> _Task instructions_: Below are some entries. Copy each line in them that holds "accent".

> _Records supplied_:
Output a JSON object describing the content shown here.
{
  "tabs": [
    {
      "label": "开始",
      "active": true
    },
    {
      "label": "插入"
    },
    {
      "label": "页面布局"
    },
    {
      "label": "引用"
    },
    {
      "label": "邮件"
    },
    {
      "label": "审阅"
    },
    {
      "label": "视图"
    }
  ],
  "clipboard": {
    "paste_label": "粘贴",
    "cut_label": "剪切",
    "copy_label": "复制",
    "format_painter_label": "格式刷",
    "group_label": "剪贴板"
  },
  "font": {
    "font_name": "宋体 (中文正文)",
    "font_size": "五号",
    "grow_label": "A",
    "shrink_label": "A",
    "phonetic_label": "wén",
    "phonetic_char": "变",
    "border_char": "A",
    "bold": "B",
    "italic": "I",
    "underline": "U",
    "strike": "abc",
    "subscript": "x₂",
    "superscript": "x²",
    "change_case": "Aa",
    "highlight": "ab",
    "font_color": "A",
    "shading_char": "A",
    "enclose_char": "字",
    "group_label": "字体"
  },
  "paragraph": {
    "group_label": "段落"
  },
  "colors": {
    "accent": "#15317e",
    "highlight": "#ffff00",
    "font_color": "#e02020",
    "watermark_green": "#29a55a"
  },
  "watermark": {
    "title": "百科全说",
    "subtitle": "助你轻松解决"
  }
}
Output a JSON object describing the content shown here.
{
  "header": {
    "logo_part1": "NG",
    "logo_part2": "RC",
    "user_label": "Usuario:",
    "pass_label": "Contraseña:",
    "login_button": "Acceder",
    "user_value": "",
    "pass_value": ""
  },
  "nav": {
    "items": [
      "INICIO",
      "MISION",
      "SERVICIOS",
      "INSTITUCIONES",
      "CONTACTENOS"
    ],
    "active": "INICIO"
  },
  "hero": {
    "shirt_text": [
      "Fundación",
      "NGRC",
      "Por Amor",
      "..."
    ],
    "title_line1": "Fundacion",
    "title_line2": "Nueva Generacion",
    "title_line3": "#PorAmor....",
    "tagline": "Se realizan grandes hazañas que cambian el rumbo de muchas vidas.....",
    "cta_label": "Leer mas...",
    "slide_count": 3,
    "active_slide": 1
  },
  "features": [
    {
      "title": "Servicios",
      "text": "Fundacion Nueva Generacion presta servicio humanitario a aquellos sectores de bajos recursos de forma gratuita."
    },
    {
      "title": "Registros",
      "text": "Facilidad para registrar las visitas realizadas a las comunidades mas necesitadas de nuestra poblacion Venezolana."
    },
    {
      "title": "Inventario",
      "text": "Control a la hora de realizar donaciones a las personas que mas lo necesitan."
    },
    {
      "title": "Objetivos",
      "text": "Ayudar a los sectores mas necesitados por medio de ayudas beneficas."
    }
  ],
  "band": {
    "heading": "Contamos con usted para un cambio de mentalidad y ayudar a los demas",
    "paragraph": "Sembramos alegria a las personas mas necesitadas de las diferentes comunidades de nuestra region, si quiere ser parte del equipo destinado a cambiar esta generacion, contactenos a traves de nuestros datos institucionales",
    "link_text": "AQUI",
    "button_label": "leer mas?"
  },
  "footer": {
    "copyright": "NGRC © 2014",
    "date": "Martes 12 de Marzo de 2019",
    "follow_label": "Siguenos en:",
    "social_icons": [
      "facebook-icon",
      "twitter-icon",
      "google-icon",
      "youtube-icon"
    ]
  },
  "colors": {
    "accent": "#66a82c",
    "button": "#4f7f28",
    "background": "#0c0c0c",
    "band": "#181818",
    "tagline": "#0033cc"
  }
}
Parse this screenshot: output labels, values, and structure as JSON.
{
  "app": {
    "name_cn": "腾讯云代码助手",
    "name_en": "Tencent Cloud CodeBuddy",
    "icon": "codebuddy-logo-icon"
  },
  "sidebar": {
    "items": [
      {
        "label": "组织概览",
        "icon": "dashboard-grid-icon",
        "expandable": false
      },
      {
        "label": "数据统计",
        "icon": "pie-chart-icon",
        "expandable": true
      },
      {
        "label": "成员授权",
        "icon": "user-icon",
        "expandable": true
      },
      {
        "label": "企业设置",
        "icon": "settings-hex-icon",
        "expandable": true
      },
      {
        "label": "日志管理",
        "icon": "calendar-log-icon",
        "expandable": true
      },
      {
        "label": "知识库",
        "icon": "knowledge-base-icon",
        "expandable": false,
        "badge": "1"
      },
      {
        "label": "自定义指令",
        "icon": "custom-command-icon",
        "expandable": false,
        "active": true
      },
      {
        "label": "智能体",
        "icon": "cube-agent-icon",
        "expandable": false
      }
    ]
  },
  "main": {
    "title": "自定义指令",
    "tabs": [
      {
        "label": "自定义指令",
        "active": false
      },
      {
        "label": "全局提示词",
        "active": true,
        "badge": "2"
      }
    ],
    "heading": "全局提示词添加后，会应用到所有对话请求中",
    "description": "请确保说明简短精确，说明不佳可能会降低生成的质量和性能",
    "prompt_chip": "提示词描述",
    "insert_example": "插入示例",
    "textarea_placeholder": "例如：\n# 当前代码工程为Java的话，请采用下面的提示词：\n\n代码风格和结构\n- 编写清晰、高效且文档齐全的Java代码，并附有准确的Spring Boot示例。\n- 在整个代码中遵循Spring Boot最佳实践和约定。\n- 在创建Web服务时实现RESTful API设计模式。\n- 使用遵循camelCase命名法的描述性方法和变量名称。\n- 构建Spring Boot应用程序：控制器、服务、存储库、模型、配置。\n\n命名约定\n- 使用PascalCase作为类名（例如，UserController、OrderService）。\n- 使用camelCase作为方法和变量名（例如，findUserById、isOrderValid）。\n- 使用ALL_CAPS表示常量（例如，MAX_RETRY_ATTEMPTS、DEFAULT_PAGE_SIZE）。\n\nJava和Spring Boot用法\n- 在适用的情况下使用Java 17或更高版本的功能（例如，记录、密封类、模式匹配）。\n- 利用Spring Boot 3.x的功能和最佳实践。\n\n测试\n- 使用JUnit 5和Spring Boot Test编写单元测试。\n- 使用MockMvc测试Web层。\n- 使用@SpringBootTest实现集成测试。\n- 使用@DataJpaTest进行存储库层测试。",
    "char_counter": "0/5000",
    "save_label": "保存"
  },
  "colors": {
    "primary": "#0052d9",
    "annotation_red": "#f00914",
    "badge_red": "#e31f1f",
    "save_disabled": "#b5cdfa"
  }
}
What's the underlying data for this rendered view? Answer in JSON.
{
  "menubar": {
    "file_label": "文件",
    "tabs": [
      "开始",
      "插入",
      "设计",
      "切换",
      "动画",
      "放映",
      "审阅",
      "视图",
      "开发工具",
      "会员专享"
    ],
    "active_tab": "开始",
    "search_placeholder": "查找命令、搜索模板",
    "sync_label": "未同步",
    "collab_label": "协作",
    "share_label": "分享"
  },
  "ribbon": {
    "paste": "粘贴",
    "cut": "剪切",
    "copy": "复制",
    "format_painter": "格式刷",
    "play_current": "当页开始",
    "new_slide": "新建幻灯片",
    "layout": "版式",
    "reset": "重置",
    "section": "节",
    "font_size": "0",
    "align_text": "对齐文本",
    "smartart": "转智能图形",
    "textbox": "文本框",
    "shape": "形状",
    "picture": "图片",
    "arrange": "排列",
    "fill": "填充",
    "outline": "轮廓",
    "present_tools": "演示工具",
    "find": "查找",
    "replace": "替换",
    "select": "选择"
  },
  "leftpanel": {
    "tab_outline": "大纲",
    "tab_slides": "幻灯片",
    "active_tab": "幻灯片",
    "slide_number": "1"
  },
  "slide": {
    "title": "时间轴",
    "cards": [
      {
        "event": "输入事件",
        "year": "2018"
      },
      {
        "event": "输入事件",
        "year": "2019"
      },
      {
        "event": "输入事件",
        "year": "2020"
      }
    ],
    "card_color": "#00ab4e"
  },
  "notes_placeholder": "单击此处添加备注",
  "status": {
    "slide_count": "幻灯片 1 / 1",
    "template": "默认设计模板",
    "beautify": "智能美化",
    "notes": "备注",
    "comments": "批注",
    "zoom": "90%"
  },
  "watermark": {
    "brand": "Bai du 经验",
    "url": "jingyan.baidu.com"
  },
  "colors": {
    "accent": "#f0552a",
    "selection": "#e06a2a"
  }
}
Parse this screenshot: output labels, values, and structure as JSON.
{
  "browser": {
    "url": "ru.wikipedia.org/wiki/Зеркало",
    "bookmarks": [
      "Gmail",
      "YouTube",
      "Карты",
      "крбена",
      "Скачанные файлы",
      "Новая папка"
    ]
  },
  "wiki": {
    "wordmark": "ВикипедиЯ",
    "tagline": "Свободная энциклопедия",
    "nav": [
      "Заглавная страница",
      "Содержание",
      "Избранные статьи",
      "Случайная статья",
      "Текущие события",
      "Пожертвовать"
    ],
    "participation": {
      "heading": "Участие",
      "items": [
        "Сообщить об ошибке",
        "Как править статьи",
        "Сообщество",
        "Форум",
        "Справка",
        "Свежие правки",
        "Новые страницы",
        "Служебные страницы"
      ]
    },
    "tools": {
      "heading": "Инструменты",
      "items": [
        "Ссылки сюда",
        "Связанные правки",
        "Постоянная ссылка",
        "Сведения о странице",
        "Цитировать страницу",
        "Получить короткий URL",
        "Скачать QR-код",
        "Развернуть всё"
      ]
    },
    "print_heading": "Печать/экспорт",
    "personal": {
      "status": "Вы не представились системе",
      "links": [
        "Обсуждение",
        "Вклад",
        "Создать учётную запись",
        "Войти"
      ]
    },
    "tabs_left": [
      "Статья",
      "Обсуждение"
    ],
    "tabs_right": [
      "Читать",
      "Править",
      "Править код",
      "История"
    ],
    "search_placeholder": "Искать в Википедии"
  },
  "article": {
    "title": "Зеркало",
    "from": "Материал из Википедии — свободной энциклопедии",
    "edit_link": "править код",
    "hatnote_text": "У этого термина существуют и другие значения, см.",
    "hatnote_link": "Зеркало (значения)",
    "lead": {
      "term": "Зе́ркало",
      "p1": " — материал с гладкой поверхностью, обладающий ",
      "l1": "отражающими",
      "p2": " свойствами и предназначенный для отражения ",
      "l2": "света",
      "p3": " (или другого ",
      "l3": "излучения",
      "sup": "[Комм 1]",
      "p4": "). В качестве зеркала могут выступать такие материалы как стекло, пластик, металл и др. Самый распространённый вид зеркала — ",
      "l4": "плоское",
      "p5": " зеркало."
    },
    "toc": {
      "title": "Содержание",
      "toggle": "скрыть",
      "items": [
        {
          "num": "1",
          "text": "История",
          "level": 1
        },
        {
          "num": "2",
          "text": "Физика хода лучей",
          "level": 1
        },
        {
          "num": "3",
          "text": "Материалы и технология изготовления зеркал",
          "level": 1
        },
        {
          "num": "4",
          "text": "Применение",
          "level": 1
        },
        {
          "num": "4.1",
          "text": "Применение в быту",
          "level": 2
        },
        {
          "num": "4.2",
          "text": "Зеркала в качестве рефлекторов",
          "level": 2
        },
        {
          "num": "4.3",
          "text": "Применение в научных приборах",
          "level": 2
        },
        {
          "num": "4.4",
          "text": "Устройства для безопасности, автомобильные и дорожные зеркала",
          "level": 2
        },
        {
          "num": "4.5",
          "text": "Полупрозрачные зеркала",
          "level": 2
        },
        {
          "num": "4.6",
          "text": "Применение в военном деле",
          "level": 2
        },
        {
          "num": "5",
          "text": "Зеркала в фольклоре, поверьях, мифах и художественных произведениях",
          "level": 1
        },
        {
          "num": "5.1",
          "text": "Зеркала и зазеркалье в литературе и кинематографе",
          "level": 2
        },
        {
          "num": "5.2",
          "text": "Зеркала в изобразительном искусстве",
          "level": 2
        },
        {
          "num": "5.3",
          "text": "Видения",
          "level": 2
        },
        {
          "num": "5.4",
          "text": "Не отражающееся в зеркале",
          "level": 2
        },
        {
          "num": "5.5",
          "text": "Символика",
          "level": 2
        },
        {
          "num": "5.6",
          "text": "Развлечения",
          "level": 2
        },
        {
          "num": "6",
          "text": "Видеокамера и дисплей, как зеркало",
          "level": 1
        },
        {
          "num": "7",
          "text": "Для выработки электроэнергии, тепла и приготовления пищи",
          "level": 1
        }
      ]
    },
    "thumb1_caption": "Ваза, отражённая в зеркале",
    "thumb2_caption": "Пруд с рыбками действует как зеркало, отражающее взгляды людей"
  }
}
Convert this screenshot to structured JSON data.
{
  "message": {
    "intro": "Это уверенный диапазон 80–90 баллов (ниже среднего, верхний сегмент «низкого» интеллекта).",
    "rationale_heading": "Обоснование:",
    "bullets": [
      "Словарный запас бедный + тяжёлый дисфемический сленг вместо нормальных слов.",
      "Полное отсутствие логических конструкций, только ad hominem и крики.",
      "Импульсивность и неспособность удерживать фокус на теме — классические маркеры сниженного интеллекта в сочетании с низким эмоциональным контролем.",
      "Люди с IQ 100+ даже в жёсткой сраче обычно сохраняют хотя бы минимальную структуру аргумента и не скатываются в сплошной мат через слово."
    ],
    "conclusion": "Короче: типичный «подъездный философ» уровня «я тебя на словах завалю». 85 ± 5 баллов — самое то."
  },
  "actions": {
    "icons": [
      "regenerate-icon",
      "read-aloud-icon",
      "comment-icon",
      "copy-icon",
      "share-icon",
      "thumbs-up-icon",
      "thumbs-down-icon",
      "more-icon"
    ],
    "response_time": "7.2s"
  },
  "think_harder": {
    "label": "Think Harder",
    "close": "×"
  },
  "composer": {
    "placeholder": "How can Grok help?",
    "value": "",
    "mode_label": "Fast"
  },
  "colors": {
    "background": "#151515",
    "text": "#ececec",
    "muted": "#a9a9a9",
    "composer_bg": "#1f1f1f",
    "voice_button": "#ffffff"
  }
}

> _Result for this exercise_:
    "accent": "#15317e",
    "accent": "#66a82c",
    "accent": "#f0552a",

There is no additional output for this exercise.